_What you will do:_ Whenever the word "ThinkFlow" turns up in a line of the data below, copy that line.

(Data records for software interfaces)
▬▬▬▬▬▬▬▬▬▬

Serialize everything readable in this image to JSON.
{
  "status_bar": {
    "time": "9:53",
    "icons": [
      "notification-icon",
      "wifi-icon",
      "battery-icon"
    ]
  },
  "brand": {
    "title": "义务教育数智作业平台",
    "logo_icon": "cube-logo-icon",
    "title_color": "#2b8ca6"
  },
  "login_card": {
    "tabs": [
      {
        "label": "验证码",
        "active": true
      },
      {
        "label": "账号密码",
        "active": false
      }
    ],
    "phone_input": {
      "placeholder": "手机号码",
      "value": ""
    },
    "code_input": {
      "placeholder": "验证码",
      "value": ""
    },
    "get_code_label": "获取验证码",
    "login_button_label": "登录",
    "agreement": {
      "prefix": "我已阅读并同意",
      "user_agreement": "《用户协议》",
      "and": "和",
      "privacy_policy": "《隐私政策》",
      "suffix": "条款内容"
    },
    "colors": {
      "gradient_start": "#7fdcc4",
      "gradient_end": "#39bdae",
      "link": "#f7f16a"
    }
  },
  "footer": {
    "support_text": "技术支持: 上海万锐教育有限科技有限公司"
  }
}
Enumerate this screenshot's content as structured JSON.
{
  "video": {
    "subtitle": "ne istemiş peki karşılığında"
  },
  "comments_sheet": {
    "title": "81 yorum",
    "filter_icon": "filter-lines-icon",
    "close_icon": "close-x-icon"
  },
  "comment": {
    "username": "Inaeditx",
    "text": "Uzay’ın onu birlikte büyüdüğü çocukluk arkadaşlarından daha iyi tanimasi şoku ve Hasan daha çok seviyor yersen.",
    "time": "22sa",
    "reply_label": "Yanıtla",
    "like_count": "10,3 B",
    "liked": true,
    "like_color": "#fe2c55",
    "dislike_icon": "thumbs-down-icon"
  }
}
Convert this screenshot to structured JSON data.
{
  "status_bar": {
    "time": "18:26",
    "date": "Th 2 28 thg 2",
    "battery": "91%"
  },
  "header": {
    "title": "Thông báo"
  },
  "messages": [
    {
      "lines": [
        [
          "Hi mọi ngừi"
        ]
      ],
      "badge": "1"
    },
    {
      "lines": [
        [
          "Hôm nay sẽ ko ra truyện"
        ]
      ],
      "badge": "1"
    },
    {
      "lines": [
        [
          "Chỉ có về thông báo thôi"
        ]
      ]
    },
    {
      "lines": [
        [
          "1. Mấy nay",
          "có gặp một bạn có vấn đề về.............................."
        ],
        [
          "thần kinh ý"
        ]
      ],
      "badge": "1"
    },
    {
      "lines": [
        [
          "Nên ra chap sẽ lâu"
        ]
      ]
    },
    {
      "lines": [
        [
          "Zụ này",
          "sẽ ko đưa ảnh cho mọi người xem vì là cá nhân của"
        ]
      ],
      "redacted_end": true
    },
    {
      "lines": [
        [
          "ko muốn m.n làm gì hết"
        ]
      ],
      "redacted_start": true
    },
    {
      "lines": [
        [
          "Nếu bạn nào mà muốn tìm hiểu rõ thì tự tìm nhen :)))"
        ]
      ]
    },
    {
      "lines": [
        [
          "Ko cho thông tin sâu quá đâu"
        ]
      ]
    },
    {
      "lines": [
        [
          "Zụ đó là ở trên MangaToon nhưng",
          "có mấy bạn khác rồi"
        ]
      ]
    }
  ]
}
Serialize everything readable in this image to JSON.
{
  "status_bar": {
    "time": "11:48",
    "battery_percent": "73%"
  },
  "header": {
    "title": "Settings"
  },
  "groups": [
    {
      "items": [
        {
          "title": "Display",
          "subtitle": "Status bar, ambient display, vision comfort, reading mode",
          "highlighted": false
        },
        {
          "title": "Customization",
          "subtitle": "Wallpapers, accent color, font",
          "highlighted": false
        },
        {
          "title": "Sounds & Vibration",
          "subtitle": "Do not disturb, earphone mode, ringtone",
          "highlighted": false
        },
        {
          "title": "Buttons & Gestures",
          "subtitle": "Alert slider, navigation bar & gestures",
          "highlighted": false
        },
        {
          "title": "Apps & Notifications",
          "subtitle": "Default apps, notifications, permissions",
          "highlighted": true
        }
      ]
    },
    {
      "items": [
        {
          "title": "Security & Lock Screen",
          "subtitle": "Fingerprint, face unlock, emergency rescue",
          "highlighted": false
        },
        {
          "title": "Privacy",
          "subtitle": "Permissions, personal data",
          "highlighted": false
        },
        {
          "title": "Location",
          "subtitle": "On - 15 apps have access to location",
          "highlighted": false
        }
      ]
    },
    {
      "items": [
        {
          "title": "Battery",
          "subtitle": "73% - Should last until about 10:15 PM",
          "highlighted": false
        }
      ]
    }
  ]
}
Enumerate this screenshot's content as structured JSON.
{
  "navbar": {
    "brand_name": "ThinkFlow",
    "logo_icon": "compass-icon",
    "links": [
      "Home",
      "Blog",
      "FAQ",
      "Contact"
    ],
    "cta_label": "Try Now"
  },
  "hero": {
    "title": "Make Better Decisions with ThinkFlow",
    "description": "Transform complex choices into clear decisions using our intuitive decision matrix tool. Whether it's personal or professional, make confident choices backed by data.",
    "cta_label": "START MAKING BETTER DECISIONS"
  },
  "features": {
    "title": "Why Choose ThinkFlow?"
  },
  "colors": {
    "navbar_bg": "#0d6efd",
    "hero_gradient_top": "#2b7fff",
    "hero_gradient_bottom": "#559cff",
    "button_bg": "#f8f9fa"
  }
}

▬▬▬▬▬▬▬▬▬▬

_Result below:_
    "brand_name": "ThinkFlow",
    "title": "Make Better Decisions with ThinkFlow",
    "title": "Why Choose ThinkFlow?"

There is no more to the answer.